I was delighted when the editor sent me this book and asked me to review it. I had looked forward with anticipation to the original series that were published in the BMJ. I had thought then that each article was just superb and now they are all neatly packed together in this ABC, I am of the opinion that this is an excellent book which achieves its aim completely. On the cover, it says “it is an ideal reference for doctors, nurses, students and all those not involved in the area of sexual health,” and Professor Adler adds in the foreword that this book will put the profession in touch with the real world, real people, with real problems, and fill a large gap in our knowledge.

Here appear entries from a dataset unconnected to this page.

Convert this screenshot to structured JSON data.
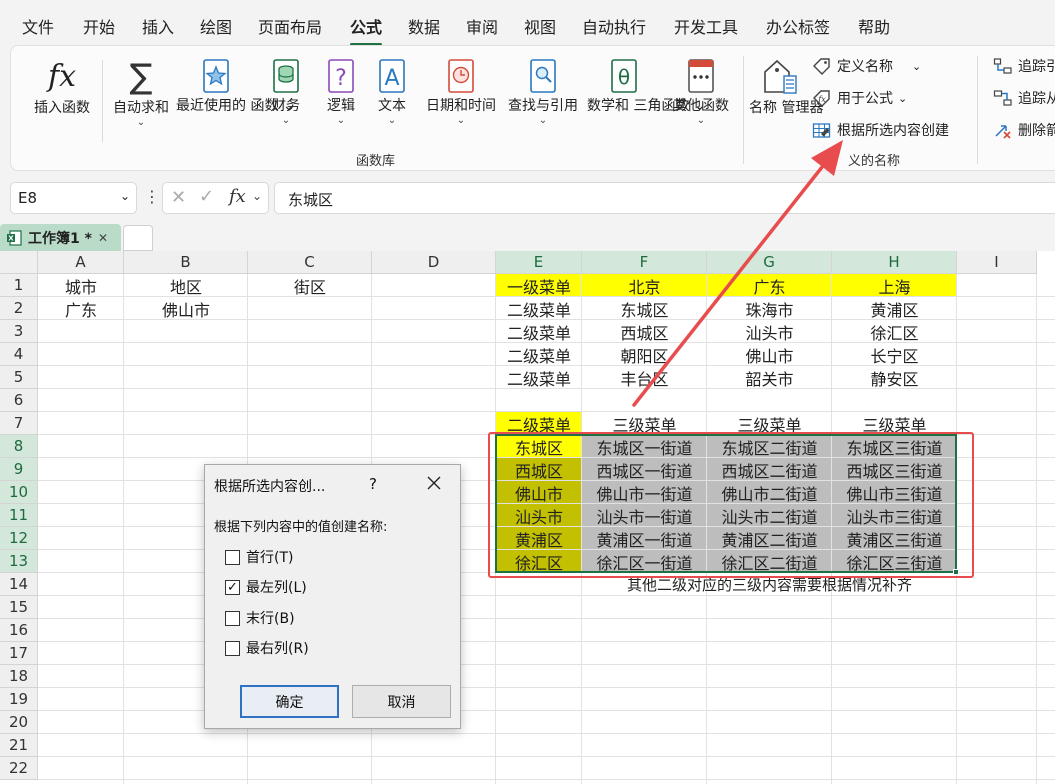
{
  "menu": {
    "tabs": [
      "文件",
      "开始",
      "插入",
      "绘图",
      "页面布局",
      "公式",
      "数据",
      "审阅",
      "视图",
      "自动执行",
      "开发工具",
      "办公标签",
      "帮助"
    ],
    "active": "公式"
  },
  "ribbon": {
    "insert_function": "插入函数",
    "autosum": "自动求和",
    "recent_line1": "最近使用的",
    "recent_line2": "函数",
    "financial": "财务",
    "logical": "逻辑",
    "text": "文本",
    "datetime": "日期和时间",
    "lookup": "查找与引用",
    "math_line1": "数学和",
    "math_line2": "三角函数",
    "more": "其他函数",
    "function_library_label": "函数库",
    "name_manager_line1": "名称",
    "name_manager_line2": "管理器",
    "define_name": "定义名称",
    "use_in_formula": "用于公式",
    "create_from_selection": "根据所选内容创建",
    "defined_names_label": "义的名称",
    "trace_precedents": "追踪引",
    "trace_dependents": "追踪从",
    "remove_arrows": "删除箭"
  },
  "formula_bar": {
    "name_box": "E8",
    "content": "东城区"
  },
  "workbook": {
    "tab_label": "工作簿1 *"
  },
  "sheet": {
    "columns": [
      "A",
      "B",
      "C",
      "D",
      "E",
      "F",
      "G",
      "H",
      "I"
    ],
    "rows": [
      "1",
      "2",
      "3",
      "4",
      "5",
      "6",
      "7",
      "8",
      "9",
      "10",
      "11",
      "12",
      "13",
      "14",
      "15",
      "16",
      "17",
      "18",
      "19",
      "20",
      "21",
      "22"
    ],
    "cells": {
      "A1": "城市",
      "B1": "地区",
      "C1": "街区",
      "A2": "广东",
      "B2": "佛山市",
      "E1": "一级菜单",
      "F1": "北京",
      "G1": "广东",
      "H1": "上海",
      "E2": "二级菜单",
      "F2": "东城区",
      "G2": "珠海市",
      "H2": "黄浦区",
      "E3": "二级菜单",
      "F3": "西城区",
      "G3": "汕头市",
      "H3": "徐汇区",
      "E4": "二级菜单",
      "F4": "朝阳区",
      "G4": "佛山市",
      "H4": "长宁区",
      "E5": "二级菜单",
      "F5": "丰台区",
      "G5": "韶关市",
      "H5": "静安区",
      "E7": "二级菜单",
      "F7": "三级菜单",
      "G7": "三级菜单",
      "H7": "三级菜单",
      "E8": "东城区",
      "F8": "东城区一街道",
      "G8": "东城区二街道",
      "H8": "东城区三街道",
      "E9": "西城区",
      "F9": "西城区一街道",
      "G9": "西城区二街道",
      "H9": "西城区三街道",
      "E10": "佛山市",
      "F10": "佛山市一街道",
      "G10": "佛山市二街道",
      "H10": "佛山市三街道",
      "E11": "汕头市",
      "F11": "汕头市一街道",
      "G11": "汕头市二街道",
      "H11": "汕头市三街道",
      "E12": "黄浦区",
      "F12": "黄浦区一街道",
      "G12": "黄浦区二街道",
      "H12": "黄浦区三街道",
      "E13": "徐汇区",
      "F13": "徐汇区一街道",
      "G13": "徐汇区二街道",
      "H13": "徐汇区三街道"
    },
    "note_row14": "其他二级对应的三级内容需要根据情况补齐"
  },
  "dialog": {
    "title": "根据所选内容创...",
    "help": "?",
    "prompt": "根据下列内容中的值创建名称:",
    "options": [
      {
        "label": "首行(T)",
        "checked": false
      },
      {
        "label": "最左列(L)",
        "checked": true
      },
      {
        "label": "末行(B)",
        "checked": false
      },
      {
        "label": "最右列(R)",
        "checked": false
      }
    ],
    "ok": "确定",
    "cancel": "取消"
  },
  "colors": {
    "accent_green": "#1e7145",
    "yellow_fill": "#ffff00",
    "olive_fill": "#c2c000",
    "gray_fill": "#bdbdbd",
    "annotation_red": "#e84c4c"
  }
}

John Tomlinson, the editor, has pulled together an excellent group of experts who have practical experience in the field and have managed to condense that experience into a series of short articles, all of which make informative, yet entertaining reading. In my opinion, no specific background is required to gain information from these articles and I have recommended specific sections of this book for individual patients who need to read about their problem.
Those of us who work in sexual medicine were amused that the BMJ had to carry a warning about the sexually explicit material inside and, indeed, John Tomlinson refers to this in the preface and admits that a very small number of readers were offended. However, given the general reticence in society about sexual matters, this is not surprising.
Sexual health is an essential part of having a happy and fulfilling life, and everyone who works in a caring profession should be comfortable when the conversation drifts into areas of sexuality. Patients, who often broach the topic with trepidation, need to be assured of a sensitive hearing. In my opinion, this excellent book will give anyone in the caring profession a good grounding in sexual matters, so that they can explore these areas with patients when appropriate, without embarrassment and have some idea of likely strategies of management.